Items listed in a dataset
◆ ◆ ◆ ◆ ◆ ◆ ◆

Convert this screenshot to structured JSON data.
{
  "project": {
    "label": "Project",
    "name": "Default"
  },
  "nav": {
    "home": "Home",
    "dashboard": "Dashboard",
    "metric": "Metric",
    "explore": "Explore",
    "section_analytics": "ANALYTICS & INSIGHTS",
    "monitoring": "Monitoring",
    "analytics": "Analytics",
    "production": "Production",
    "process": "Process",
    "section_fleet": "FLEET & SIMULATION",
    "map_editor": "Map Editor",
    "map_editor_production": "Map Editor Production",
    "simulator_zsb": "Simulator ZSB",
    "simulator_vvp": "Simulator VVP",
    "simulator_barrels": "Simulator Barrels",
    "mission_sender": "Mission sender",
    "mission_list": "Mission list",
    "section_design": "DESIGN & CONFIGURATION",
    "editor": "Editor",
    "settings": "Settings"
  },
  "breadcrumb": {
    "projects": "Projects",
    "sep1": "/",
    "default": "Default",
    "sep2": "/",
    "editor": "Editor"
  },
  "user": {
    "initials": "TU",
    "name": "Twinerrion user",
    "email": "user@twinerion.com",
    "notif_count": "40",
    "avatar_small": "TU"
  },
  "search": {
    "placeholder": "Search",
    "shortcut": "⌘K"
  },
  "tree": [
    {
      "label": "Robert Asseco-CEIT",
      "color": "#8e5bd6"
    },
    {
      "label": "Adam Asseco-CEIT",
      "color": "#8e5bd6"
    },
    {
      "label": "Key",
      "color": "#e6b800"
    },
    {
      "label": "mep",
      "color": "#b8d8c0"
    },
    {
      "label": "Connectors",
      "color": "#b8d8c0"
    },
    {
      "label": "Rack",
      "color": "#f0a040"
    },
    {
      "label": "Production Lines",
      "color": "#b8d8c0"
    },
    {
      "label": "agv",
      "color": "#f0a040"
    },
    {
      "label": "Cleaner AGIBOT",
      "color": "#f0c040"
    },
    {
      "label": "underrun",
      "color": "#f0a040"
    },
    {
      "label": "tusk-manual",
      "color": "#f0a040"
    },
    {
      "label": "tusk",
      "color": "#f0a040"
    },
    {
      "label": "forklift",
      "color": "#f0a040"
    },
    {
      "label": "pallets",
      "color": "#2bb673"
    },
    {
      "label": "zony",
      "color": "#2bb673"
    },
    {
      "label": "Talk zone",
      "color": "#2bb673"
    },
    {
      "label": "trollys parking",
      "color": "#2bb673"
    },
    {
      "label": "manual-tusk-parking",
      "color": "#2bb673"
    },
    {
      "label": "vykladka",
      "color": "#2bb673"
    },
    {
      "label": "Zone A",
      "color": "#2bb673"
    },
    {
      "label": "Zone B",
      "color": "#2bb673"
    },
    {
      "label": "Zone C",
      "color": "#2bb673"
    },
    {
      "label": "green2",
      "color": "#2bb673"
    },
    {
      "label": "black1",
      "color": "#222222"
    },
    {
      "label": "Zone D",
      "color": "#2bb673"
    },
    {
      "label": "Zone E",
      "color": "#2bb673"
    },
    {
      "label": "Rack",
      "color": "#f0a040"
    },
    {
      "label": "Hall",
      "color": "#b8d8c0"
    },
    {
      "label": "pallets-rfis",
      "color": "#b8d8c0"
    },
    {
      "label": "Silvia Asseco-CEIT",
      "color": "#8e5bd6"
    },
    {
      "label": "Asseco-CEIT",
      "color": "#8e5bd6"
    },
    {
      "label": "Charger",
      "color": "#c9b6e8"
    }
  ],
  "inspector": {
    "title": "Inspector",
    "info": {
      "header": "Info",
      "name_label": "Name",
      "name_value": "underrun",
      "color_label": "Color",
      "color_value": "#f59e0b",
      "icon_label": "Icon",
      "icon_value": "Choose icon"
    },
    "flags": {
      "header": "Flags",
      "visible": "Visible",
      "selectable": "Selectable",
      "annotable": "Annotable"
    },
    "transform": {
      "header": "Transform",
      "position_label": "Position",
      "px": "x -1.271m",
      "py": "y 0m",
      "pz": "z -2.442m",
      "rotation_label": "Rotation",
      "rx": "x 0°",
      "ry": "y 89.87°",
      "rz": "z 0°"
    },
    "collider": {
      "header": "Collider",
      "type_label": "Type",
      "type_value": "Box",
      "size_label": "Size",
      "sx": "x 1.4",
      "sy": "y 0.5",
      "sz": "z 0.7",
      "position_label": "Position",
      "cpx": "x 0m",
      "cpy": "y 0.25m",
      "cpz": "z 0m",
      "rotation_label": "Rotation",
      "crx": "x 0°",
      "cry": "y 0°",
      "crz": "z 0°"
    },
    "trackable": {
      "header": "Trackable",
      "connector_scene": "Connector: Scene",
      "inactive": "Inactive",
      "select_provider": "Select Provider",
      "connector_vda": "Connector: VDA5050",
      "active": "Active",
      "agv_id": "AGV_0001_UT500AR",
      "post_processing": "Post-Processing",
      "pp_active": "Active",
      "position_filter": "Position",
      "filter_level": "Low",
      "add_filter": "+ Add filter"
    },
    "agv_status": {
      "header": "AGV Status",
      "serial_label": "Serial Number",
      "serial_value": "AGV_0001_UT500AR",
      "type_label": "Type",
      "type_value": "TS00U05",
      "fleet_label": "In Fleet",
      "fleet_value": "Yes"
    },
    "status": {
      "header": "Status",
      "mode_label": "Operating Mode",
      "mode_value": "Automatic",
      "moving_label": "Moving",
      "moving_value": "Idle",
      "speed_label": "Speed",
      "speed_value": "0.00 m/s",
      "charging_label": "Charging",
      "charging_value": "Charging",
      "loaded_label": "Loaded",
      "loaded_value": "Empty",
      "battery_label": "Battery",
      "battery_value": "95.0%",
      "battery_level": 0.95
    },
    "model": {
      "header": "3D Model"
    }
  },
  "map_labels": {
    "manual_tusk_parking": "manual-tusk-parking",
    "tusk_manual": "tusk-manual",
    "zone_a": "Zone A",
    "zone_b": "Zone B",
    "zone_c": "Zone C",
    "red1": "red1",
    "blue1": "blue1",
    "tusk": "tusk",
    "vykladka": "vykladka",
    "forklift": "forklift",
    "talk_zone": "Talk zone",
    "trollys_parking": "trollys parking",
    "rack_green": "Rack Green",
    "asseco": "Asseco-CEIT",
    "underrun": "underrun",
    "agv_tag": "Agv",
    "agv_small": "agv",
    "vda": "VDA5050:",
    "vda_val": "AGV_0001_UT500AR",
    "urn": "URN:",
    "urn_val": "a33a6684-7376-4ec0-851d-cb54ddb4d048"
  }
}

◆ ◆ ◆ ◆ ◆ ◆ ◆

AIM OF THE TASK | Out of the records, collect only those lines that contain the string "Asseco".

OUTPUT FOR THIS TASK |
      "label": "Robert Asseco-CEIT",
      "label": "Adam Asseco-CEIT",
      "label": "Silvia Asseco-CEIT",
      "label": "Asseco-CEIT",
    "asseco": "Asseco-CEIT",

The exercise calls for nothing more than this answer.